━━━ DATA FOR ANALYSIS

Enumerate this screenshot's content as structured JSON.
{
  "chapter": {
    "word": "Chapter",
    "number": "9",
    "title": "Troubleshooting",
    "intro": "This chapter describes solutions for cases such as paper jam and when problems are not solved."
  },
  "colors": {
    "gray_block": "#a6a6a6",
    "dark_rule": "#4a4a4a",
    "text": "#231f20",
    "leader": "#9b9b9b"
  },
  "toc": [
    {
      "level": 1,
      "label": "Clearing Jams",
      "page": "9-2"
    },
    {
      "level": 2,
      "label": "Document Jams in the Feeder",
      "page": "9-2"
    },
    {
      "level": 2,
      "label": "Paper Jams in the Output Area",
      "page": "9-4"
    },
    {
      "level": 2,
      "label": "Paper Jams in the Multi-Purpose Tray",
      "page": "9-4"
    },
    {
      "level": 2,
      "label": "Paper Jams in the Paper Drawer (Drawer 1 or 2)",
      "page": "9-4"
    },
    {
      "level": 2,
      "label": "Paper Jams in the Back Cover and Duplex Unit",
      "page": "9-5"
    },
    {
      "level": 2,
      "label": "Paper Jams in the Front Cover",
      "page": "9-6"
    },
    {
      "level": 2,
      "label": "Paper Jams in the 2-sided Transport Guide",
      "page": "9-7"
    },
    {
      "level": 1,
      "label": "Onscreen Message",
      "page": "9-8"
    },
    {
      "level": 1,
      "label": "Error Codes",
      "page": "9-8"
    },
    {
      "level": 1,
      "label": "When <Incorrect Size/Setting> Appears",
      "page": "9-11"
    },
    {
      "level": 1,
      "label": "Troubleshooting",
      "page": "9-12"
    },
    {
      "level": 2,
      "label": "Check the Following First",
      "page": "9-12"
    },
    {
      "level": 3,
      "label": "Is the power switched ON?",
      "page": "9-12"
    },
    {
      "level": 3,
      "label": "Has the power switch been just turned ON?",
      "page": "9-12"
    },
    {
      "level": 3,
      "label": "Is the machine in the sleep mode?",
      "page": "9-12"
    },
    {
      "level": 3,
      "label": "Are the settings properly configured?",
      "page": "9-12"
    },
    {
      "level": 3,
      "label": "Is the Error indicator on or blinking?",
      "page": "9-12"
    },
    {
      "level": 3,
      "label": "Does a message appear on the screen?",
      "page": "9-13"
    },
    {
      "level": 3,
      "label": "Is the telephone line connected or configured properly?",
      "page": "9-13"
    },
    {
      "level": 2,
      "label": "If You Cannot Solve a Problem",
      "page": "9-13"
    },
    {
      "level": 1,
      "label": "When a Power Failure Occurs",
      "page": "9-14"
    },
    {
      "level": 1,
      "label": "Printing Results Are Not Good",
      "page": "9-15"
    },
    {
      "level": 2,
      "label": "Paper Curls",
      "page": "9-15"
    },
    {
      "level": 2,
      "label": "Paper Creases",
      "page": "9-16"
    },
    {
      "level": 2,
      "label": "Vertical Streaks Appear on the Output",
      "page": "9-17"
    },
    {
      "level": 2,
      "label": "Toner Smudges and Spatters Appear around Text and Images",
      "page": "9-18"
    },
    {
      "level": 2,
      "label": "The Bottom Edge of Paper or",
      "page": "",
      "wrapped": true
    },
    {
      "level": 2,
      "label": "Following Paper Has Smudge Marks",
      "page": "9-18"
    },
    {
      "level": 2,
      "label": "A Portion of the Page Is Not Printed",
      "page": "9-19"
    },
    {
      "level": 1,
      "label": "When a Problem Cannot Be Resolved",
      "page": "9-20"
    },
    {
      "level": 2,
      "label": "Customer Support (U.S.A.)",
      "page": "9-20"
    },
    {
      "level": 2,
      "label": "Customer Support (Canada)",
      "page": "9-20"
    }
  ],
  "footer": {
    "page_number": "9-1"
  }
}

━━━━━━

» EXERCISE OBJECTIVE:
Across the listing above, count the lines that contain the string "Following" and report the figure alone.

» WRITTEN SOLUTION:
2